On the other hand this (unreliable?) information is available and recorded somehow and used to analyse the flight.

Can you really trust the recorded (potentially unreliable) parameters for later analysis?
Or if recorded data are more reliable than displayed data why not make such raw data available to the pilots?

Sinkrate recording worked well so I wonder whether sinkrate indication was displayed continuously?

As Jeroen said, I also wonder whether the pilots were really aware of their deep stall with some information coming and going on their displays and no reference in the a black night  :shock:

And I remember having seen a report in the German TV when 2 experienced pilots were trying to "re-simulate" the situation in a professional flight simulator (of course based on very vague assumptions of May 2010).
Outcome: They were not able to deal with the huge number of messages displayed fast enough (German link only: From Google Cache: Flugzeugabsturz).

This also reminds me of the uncontained engine failure of an A380. The crew requested they would need about 30 minutes to process the ECAM messages... Different situation of course but still very long for error analysis.

Regards, Holger

Zinger

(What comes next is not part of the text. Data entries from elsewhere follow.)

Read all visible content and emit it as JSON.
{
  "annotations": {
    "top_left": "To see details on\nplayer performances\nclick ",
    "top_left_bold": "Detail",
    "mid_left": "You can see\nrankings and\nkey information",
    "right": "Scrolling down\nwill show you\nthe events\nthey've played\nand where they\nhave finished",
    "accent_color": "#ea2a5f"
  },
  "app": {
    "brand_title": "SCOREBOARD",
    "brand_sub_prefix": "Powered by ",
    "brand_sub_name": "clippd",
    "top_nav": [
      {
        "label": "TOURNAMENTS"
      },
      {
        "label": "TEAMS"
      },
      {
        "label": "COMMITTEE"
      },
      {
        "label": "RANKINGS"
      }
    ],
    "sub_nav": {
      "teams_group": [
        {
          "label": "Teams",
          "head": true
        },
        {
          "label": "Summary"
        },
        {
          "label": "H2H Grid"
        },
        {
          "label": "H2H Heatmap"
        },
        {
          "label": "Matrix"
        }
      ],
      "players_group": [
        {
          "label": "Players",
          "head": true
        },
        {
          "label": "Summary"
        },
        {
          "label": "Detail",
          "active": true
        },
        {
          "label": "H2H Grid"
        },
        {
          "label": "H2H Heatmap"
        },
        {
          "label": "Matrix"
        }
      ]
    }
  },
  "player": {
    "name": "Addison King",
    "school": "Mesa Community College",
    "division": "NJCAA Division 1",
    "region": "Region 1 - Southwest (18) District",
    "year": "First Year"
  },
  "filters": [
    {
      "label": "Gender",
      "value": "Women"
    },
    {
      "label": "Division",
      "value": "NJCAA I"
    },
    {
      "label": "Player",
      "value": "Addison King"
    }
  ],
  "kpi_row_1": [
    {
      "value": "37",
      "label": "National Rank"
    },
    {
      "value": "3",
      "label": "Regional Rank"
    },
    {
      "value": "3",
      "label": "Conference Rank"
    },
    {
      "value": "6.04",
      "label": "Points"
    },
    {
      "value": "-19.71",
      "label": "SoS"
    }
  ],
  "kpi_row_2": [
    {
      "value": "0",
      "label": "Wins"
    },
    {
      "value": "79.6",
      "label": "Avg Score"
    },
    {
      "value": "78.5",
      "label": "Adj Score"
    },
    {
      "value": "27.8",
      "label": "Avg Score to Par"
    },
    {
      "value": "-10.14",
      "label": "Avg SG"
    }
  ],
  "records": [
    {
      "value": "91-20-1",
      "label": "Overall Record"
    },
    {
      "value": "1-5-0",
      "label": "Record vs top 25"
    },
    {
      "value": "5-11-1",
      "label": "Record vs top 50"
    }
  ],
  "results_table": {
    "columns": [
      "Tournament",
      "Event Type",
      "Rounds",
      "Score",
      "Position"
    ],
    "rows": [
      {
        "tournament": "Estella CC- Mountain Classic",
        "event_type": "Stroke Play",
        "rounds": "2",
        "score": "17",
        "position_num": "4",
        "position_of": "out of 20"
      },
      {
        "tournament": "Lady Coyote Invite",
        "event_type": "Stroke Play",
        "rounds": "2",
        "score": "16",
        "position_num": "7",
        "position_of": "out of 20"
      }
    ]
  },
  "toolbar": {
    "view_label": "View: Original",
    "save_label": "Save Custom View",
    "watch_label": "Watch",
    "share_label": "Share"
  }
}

#33
Jeroen,
While any such possibility cannot be rulled out, here is what real flying looks like. I was part of an air operation where a Boeing 377 Stratocruiser on a photo-reconnaisance mission at 28,000 was hit by an SA-2 missile, entered a spin and hit the ground. I talked to the flight engineer who parachuted safely moments later. He described the experienced crew as frozen in their seats, and wouldn't respond to his calls to get out, time was ample. All 9 others perished, people I closely knew to be top notch, mindful, athletic, experienced.
John,
you win, that aircraft was and still is an aeronautical masterpiece if not marvel. Two close friends were chief pilots on it, no words to describe their joy. I still remember my first passenger ride in it HKG -> NAR on Cathay, 1989.
Regards, Zinger

Zinger

As I recall, a standby artificial horizon installed in such aircraft is supposed to be automomous, and be powered for 30 minutes by its own battery. I am not sure how the more articulate integrated unit works, but imagine that at least the horizon part works as above, possibly even with its own illumination.
Regards, Zinger

Jeroen Hoppenbrouwers

#35
The 744 ISFD is a completely standalone device indeed. It does not even need power, it does have its own battery and IRS (but I forgot whether its dedicated battery was inside the unit, or down in the MEC!). If you take it out of the panel while it is alive, you can tilt and shake it, and it will respond and keep the horizon level with reality. You can also notice that this one isn't of the same design style as the PFDs, it is more crude, and I presume it comes nearly straight out of a military design.

Many modern Boeings seem to share this same instrument (barring for face place colour).




Zinger

#36
It is so "crude" that all I'd need on the main instrument panel except it are ND and MCP.
Regards, Zinger

Jeroen Hoppenbrouwers

#37
"Crude" as in "esthetically unpolished" -- not as in "not useful"!

Airbus seems to go with the same  box with some mods.



torrence

That is a truly chilling report.  I saw some of this reported in the Int'l Herald and could not understand the repeated reference to nose up inputs.  Still don't.  It seems, no matter what the air speed indicators were doing they must have known they were in a stall (horn sounding several times in the sequence).  All stall recovery procedures I'm familiar with start with nose down pitch commands.  Is it even possible that the 'alternate law' call when the auto systems disengaged was not heard correctly and the PF responded assuming the AOA protections were still in place ??  I'm a non-pilot and  have virtually no detailed knowledge of Airbus equipment or procedures, but am confused.  Am I missing something obvious?

Torrence
Cheers
Torrence